All that is needed is each line of the entries holding the word "View", copied as it stands.

►

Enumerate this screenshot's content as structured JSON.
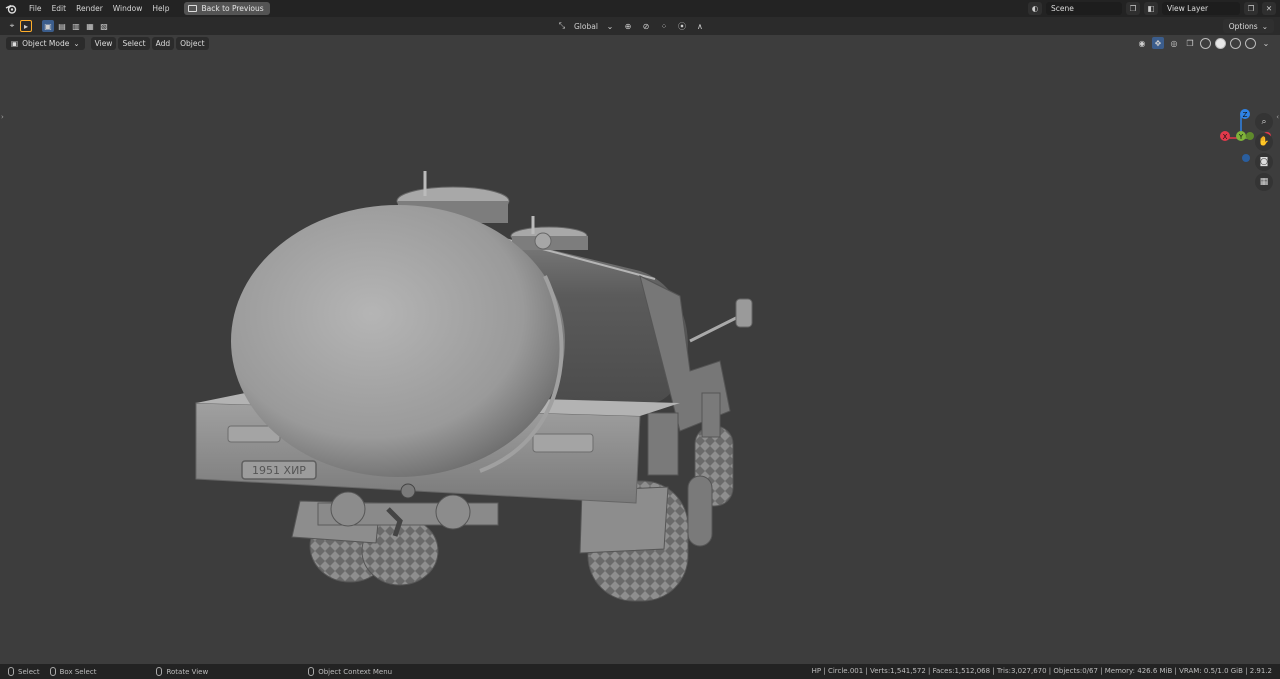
{
  "topbar": {
    "menus": [
      "File",
      "Edit",
      "Render",
      "Window",
      "Help"
    ],
    "back_label": "Back to Previous",
    "scene_value": "Scene",
    "view_layer_value": "View Layer"
  },
  "toolbar": {
    "transform_orientation": "Global",
    "options_label": "Options"
  },
  "header": {
    "mode_label": "Object Mode",
    "menus": [
      "View",
      "Select",
      "Add",
      "Object"
    ]
  },
  "gizmo": {
    "x_label": "X",
    "y_label": "Y",
    "z_label": "Z",
    "x_color": "#e2394b",
    "y_color": "#7fb33a",
    "z_color": "#2f83e6"
  },
  "model": {
    "plate_text": "1951 ХИР"
  },
  "statusbar": {
    "select_label": "Select",
    "box_select_label": "Box Select",
    "rotate_label": "Rotate View",
    "context_label": "Object Context Menu",
    "stats": "HP | Circle.001 | Verts:1,541,572 | Faces:1,512,068 | Tris:3,027,670 | Objects:0/67 | Memory: 426.6 MiB | VRAM: 0.5/1.0 GiB | 2.91.2"
  }
}
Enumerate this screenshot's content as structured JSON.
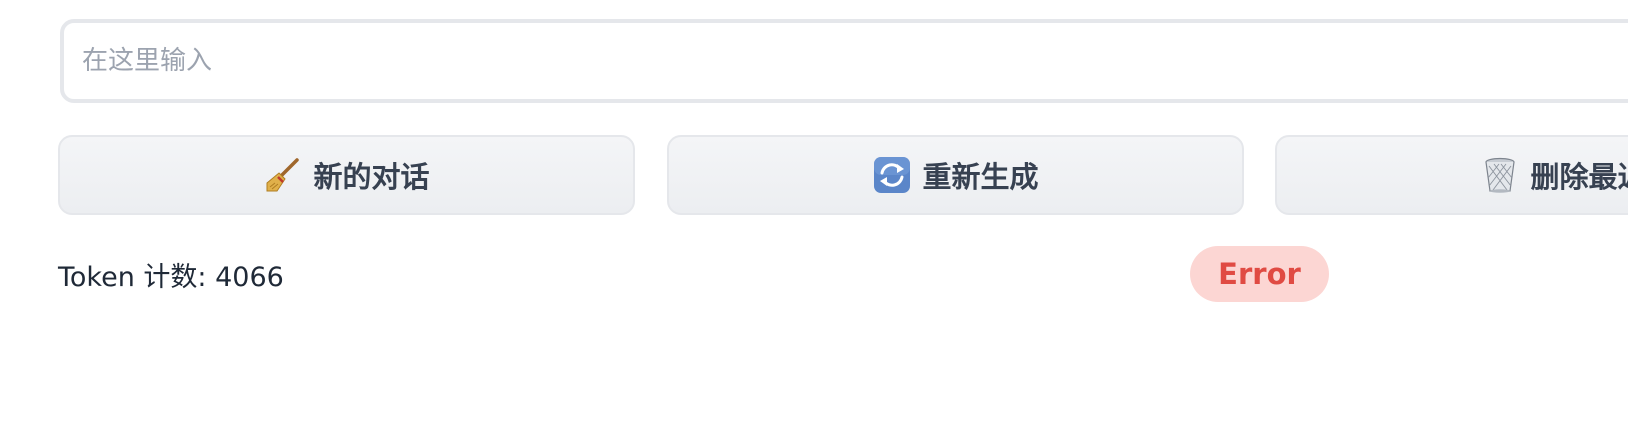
{
  "chat_input": {
    "value": "",
    "placeholder": "在这里输入"
  },
  "buttons": {
    "new_chat": {
      "icon": "broom-icon",
      "label": "新的对话"
    },
    "regenerate": {
      "icon": "refresh-arrows-icon",
      "label": "重新生成"
    },
    "delete_last": {
      "icon": "trash-bin-icon",
      "label": "删除最近"
    }
  },
  "status": {
    "token_count_label": "Token 计数: 4066",
    "error_badge": "Error"
  },
  "colors": {
    "error_text": "#e04b43",
    "error_bg": "#fcd6d3",
    "button_bg": "#eef0f3",
    "border": "#e5e7eb"
  }
}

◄

Task answer:
    "view_layer_value": "View Layer"
      "View",
    "rotate_label": "Rotate View",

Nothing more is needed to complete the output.